> [What is expected]
Extract exactly the range of lines bounded by the line containing "Serialize everything readable" and the final line of the listing, both ends included, and no other lines.

==== Extracted information

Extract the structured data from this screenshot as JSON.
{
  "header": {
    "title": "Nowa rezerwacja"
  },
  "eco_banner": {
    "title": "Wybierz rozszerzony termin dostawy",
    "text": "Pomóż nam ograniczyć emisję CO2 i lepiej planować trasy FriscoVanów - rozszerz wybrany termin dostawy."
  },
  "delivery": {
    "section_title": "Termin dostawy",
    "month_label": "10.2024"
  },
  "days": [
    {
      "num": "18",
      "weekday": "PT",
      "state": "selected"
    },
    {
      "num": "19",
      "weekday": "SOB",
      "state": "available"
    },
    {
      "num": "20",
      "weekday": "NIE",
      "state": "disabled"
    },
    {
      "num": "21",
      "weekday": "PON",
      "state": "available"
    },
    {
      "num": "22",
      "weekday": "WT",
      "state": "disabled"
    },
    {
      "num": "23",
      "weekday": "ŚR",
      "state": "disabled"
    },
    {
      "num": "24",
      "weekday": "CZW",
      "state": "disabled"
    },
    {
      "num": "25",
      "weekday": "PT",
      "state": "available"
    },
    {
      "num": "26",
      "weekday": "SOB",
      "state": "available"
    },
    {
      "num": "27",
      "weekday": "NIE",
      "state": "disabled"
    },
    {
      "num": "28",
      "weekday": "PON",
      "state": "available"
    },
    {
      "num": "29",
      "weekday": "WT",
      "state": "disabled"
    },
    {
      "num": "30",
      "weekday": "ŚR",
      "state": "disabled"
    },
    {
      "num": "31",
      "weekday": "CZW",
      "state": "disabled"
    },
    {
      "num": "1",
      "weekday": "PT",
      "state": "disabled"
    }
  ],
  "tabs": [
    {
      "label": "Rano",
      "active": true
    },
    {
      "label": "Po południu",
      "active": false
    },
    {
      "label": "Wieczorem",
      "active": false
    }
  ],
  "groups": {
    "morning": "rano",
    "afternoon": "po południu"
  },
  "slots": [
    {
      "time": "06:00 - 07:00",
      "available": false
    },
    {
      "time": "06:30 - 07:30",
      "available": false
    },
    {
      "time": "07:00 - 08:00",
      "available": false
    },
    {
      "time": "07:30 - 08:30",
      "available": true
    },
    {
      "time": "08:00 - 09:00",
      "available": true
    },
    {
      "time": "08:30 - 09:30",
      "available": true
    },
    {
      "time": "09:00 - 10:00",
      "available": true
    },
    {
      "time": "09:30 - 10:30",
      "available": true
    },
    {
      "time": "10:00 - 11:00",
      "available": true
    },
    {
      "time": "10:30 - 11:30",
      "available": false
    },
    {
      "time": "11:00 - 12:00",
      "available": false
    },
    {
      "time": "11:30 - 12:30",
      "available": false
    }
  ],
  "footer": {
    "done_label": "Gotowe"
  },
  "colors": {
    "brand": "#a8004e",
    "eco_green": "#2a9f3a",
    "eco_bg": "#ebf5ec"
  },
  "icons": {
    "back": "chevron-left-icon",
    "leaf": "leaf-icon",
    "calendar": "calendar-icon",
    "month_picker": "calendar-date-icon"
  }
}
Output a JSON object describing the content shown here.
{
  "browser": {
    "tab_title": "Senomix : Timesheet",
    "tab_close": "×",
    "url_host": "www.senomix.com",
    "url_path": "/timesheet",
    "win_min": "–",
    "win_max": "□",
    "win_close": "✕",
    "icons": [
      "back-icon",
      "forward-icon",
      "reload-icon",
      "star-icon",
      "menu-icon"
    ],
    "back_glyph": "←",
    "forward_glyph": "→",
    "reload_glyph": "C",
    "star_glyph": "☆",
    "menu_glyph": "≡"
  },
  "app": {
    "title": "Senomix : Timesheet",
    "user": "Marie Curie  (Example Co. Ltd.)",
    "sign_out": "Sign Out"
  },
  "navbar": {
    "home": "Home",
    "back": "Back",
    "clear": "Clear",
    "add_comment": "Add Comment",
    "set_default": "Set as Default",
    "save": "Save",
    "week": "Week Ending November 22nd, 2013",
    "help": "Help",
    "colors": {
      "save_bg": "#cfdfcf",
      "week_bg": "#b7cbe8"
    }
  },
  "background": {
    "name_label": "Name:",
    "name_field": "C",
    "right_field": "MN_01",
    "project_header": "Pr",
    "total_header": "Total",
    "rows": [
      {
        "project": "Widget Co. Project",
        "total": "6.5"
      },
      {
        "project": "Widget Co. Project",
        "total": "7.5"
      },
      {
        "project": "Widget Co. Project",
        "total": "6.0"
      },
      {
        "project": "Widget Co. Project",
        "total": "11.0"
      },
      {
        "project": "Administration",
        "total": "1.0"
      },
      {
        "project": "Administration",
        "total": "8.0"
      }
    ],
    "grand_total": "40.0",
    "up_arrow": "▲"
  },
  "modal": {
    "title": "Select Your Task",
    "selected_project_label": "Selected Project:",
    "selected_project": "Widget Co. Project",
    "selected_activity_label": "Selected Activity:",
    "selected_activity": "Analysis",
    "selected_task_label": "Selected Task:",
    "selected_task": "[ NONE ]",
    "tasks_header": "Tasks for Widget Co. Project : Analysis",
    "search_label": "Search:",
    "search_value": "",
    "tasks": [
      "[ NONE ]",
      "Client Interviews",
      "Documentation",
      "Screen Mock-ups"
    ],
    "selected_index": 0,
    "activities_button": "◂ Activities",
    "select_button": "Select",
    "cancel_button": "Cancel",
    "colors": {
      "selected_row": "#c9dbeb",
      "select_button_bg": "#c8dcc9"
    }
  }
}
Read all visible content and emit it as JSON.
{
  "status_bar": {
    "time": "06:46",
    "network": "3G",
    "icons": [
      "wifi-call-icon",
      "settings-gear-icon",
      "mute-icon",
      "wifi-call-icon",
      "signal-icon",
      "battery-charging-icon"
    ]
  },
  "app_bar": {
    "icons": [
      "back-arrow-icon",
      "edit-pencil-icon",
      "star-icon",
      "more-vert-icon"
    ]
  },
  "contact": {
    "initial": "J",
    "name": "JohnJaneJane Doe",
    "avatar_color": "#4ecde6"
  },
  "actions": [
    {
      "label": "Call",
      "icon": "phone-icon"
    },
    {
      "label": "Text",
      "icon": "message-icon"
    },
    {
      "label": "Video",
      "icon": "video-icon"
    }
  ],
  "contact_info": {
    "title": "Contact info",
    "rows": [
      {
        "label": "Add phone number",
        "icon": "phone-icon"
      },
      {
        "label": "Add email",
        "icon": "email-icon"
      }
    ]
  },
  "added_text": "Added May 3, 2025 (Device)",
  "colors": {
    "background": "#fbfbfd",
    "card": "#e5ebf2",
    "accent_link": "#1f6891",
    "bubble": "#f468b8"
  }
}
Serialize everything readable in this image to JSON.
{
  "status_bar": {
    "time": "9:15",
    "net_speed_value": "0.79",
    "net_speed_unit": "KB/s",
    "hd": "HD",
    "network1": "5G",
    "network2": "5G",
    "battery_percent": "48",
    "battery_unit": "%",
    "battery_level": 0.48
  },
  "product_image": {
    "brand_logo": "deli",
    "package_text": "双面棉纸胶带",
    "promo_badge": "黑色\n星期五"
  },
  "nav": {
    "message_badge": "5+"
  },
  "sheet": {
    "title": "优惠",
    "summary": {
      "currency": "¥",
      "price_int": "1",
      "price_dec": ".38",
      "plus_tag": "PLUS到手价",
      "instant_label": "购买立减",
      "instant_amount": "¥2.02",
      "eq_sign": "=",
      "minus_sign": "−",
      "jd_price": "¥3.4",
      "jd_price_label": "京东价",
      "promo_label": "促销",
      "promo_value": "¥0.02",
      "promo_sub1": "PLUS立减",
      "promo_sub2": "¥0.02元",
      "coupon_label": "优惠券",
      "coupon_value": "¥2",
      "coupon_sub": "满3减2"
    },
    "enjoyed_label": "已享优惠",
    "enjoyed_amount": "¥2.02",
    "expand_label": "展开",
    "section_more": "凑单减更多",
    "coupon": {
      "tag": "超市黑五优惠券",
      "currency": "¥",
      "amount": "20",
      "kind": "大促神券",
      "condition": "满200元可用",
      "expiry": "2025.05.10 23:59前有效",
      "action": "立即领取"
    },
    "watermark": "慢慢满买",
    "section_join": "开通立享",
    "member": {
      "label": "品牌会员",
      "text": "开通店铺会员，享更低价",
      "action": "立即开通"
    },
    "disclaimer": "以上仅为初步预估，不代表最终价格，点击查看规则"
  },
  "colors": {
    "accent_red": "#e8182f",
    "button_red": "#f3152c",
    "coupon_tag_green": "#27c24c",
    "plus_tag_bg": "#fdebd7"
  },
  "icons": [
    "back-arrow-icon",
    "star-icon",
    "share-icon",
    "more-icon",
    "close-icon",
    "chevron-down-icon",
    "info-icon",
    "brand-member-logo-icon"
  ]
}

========

> [Written answer]
Serialize everything readable in this image to JSON.
{
  "status_bar": {
    "time": "9:15",
    "net_speed_value": "0.79",
    "net_speed_unit": "KB/s",
    "hd": "HD",
    "network1": "5G",
    "network2": "5G",
    "battery_percent": "48",
    "battery_unit": "%",
    "battery_level": 0.48
  },
  "product_image": {
    "brand_logo": "deli",
    "package_text": "双面棉纸胶带",
    "promo_badge": "黑色\n星期五"
  },
  "nav": {
    "message_badge": "5+"
  },
  "sheet": {
    "title": "优惠",
    "summary": {
      "currency": "¥",
      "price_int": "1",
      "price_dec": ".38",
      "plus_tag": "PLUS到手价",
      "instant_label": "购买立减",
      "instant_amount": "¥2.02",
      "eq_sign": "=",
      "minus_sign": "−",
      "jd_price": "¥3.4",
      "jd_price_label": "京东价",
      "promo_label": "促销",
      "promo_value": "¥0.02",
      "promo_sub1": "PLUS立减",
      "promo_sub2": "¥0.02元",
      "coupon_label": "优惠券",
      "coupon_value": "¥2",
      "coupon_sub": "满3减2"
    },
    "enjoyed_label": "已享优惠",
    "enjoyed_amount": "¥2.02",
    "expand_label": "展开",
    "section_more": "凑单减更多",
    "coupon": {
      "tag": "超市黑五优惠券",
      "currency": "¥",
      "amount": "20",
      "kind": "大促神券",
      "condition": "满200元可用",
      "expiry": "2025.05.10 23:59前有效",
      "action": "立即领取"
    },
    "watermark": "慢慢满买",
    "section_join": "开通立享",
    "member": {
      "label": "品牌会员",
      "text": "开通店铺会员，享更低价",
      "action": "立即开通"
    },
    "disclaimer": "以上仅为初步预估，不代表最终价格，点击查看规则"
  },
  "colors": {
    "accent_red": "#e8182f",
    "button_red": "#f3152c",
    "coupon_tag_green": "#27c24c",
    "plus_tag_bg": "#fdebd7"
  },
  "icons": [
    "back-arrow-icon",
    "star-icon",
    "share-icon",
    "more-icon",
    "close-icon",
    "chevron-down-icon",
    "info-icon",
    "brand-member-logo-icon"
  ]
}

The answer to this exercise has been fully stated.